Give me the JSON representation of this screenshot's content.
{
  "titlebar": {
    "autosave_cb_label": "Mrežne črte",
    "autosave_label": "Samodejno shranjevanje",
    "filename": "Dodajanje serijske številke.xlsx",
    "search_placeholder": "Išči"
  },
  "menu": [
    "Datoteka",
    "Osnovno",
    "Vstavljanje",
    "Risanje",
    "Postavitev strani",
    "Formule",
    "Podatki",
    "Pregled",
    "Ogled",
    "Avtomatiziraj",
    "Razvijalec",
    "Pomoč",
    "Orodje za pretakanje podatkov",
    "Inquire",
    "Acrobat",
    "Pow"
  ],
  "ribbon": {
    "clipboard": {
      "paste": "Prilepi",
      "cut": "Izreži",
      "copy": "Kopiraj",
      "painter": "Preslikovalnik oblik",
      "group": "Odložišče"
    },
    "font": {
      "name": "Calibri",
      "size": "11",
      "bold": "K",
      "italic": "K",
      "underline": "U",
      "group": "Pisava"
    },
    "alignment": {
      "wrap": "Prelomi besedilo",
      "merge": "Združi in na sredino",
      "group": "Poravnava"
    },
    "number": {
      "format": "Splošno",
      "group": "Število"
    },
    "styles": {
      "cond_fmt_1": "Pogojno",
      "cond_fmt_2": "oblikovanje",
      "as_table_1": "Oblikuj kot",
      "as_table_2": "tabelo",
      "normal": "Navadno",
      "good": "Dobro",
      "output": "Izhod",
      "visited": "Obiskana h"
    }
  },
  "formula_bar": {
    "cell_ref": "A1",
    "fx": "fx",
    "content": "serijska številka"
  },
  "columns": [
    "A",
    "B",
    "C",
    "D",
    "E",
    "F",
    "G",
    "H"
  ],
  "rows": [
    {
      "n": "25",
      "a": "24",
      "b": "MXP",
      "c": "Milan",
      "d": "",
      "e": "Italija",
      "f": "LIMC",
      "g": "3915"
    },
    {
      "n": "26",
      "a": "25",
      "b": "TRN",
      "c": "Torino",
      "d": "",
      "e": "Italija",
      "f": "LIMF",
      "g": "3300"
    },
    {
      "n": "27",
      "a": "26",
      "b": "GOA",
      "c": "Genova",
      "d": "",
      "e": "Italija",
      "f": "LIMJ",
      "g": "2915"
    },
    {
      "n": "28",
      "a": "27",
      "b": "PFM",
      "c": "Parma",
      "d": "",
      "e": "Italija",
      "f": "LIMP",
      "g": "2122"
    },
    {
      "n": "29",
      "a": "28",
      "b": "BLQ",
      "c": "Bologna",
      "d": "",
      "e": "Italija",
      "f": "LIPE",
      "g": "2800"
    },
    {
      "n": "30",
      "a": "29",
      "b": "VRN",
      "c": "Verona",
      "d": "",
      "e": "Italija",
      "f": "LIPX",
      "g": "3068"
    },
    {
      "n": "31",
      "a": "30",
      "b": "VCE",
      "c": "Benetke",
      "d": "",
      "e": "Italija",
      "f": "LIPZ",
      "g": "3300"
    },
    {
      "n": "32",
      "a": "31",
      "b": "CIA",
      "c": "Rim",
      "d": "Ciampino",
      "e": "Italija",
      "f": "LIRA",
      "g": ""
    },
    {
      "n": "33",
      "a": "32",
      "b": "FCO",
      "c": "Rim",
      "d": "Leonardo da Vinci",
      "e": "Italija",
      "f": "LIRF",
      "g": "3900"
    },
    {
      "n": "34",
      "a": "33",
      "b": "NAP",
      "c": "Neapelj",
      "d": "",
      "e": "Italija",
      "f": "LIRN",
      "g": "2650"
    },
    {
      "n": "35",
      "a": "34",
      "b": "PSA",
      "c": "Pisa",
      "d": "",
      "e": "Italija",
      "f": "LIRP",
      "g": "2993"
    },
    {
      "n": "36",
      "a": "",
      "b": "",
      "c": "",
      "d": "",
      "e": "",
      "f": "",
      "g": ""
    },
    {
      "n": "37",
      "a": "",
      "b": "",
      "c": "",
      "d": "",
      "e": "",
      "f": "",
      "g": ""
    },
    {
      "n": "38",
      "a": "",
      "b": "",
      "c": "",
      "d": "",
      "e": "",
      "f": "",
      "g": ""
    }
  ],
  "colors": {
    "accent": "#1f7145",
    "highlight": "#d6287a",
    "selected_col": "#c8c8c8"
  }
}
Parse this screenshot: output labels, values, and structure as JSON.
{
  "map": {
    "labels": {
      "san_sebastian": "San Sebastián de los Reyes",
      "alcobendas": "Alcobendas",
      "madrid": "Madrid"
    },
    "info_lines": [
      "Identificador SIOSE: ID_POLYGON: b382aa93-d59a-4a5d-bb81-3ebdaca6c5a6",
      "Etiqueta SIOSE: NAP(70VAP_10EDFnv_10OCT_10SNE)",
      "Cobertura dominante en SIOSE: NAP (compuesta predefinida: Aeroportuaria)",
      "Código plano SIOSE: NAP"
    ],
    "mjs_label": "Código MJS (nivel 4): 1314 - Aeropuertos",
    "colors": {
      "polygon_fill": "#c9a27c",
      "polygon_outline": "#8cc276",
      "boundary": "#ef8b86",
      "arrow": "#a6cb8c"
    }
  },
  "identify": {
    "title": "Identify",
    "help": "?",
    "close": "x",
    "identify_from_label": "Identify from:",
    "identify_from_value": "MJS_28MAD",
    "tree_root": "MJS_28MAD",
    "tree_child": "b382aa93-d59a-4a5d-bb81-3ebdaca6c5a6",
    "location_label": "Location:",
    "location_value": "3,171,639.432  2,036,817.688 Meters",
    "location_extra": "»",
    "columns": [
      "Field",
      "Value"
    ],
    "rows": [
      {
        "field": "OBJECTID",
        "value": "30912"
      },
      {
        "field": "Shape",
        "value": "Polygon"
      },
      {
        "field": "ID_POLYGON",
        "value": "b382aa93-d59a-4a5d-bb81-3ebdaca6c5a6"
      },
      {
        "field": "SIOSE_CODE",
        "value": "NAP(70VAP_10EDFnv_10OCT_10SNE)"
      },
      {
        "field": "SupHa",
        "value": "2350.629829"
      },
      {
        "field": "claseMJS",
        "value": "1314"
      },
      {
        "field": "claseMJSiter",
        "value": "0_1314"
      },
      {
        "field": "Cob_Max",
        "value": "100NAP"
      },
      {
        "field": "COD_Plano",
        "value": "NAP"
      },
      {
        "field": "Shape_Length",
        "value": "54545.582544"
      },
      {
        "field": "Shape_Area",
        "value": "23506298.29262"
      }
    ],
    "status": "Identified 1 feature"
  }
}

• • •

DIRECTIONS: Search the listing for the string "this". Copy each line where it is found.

ANSWER TO THE PROBLEM:
Give me the JSON representation of this screenshot's content.
Parse this screenshot: output labels, values, and structure as JSON.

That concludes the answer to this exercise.